WHAT THE EXERCISE ASKS: Identify all lines in the data containing the string "document". Copy them out.

INFORMATION:

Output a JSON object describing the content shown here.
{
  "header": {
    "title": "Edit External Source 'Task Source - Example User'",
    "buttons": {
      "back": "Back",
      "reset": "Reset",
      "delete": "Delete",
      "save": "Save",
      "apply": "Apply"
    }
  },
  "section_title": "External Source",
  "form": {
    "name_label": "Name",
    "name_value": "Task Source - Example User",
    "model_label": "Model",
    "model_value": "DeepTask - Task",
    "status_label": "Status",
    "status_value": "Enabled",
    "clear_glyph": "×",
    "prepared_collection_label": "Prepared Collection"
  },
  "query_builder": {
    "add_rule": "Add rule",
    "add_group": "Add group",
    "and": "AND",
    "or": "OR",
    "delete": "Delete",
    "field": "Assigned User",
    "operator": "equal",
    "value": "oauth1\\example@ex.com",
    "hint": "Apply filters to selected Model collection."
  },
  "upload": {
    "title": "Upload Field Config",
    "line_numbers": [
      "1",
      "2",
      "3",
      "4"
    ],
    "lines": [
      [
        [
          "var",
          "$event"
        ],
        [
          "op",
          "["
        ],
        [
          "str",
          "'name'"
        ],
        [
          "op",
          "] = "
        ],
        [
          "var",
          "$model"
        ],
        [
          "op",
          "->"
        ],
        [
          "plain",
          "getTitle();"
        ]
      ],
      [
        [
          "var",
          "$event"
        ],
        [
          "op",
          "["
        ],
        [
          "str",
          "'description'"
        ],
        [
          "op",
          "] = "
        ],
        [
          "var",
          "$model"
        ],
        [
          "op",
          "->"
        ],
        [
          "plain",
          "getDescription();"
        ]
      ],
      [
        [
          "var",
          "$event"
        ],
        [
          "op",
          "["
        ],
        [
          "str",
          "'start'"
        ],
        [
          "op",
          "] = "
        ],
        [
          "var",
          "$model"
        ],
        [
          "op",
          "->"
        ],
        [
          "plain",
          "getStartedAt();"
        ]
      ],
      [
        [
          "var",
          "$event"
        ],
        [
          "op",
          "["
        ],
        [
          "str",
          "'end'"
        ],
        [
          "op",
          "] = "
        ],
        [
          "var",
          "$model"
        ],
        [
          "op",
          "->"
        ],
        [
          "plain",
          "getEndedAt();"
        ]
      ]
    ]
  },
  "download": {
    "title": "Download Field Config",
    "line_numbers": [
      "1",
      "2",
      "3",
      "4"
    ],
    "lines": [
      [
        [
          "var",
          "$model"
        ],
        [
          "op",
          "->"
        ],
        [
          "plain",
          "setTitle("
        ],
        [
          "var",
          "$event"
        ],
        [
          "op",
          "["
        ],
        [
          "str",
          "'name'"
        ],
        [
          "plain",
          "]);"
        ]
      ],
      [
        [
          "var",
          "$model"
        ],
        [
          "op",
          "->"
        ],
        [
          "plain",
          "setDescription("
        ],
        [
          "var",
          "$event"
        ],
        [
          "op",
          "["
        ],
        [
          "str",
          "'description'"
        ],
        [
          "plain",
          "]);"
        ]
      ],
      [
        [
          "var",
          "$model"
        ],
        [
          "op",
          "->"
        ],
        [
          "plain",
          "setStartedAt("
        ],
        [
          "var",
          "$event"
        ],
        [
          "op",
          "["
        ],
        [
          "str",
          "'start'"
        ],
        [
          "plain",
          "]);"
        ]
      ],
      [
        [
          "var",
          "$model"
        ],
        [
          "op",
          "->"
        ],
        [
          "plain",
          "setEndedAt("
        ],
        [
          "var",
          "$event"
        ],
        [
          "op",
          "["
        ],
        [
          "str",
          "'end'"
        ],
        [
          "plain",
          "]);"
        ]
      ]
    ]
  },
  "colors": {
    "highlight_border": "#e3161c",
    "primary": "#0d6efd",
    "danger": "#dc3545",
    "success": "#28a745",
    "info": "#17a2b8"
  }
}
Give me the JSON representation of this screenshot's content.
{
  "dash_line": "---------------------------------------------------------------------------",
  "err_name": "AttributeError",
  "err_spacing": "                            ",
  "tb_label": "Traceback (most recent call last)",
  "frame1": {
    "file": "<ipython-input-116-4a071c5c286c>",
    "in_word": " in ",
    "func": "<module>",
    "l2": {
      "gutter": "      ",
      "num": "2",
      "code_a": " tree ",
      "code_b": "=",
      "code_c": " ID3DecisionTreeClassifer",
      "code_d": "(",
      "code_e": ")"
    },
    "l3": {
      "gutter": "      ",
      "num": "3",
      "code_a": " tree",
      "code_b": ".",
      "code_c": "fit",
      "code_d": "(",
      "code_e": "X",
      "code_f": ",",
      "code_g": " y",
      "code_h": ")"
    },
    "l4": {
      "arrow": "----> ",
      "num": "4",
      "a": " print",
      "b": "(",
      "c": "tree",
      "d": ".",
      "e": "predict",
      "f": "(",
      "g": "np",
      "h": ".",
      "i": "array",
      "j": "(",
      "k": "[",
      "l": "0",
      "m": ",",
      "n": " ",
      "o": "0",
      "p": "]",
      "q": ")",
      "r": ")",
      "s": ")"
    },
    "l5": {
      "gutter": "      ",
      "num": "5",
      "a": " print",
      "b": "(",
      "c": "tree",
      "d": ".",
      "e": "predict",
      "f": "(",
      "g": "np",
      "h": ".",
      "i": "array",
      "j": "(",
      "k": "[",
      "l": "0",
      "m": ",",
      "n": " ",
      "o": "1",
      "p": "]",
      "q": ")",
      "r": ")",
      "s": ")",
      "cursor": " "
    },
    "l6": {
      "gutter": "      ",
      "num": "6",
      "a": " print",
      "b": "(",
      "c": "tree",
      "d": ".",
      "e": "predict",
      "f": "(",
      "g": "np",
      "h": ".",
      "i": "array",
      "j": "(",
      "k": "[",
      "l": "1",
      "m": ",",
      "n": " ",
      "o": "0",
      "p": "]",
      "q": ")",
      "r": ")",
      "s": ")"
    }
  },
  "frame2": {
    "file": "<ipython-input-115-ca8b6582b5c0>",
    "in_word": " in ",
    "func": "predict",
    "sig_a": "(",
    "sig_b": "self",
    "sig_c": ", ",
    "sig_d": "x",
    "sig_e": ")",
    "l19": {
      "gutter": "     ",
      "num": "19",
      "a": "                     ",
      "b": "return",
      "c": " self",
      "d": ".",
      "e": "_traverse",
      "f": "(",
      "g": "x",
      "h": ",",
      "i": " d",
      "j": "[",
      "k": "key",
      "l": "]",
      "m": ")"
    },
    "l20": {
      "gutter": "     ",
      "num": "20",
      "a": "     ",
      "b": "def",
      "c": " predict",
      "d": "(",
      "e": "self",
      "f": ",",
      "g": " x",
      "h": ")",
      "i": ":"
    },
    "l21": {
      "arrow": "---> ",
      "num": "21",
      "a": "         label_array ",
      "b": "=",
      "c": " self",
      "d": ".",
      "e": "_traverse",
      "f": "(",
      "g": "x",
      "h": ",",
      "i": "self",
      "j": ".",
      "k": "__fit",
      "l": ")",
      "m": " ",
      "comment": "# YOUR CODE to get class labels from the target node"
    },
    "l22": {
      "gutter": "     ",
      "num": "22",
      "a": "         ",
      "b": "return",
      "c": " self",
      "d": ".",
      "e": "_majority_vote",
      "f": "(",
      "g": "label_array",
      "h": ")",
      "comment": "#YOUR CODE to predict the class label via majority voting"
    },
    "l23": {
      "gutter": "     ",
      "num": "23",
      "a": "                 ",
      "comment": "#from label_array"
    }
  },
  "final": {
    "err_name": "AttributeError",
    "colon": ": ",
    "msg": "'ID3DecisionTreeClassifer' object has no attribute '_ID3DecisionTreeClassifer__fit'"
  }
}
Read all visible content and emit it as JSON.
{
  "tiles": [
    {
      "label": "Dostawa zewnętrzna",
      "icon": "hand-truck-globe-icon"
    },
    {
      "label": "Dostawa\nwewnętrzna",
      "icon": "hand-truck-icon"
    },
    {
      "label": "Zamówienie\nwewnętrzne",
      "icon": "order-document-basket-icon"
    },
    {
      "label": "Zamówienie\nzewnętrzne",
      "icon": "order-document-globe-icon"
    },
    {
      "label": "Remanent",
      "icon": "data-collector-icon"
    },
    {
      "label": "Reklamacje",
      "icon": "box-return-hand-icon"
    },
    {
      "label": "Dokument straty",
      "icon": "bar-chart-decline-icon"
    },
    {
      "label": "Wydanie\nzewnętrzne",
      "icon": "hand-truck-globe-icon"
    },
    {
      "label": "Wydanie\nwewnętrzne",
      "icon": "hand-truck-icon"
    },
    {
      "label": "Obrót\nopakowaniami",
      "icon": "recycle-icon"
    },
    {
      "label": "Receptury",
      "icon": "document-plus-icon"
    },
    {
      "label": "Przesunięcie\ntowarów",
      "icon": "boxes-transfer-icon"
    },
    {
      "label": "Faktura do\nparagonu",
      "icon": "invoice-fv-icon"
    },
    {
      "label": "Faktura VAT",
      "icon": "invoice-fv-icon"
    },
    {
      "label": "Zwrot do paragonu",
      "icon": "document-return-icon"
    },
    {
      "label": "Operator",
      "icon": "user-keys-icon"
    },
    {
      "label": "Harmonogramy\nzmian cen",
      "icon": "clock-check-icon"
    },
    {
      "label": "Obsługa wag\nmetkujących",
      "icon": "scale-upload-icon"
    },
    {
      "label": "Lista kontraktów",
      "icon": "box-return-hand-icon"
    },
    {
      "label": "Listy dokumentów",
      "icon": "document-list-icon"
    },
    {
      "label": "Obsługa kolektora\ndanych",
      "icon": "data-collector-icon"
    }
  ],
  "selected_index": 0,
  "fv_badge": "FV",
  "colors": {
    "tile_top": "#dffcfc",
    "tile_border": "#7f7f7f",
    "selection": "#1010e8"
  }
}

PROBLEM SOLUTION:
      "icon": "order-document-basket-icon"
      "icon": "order-document-globe-icon"
      "icon": "document-plus-icon"
      "icon": "document-return-icon"
      "icon": "document-list-icon"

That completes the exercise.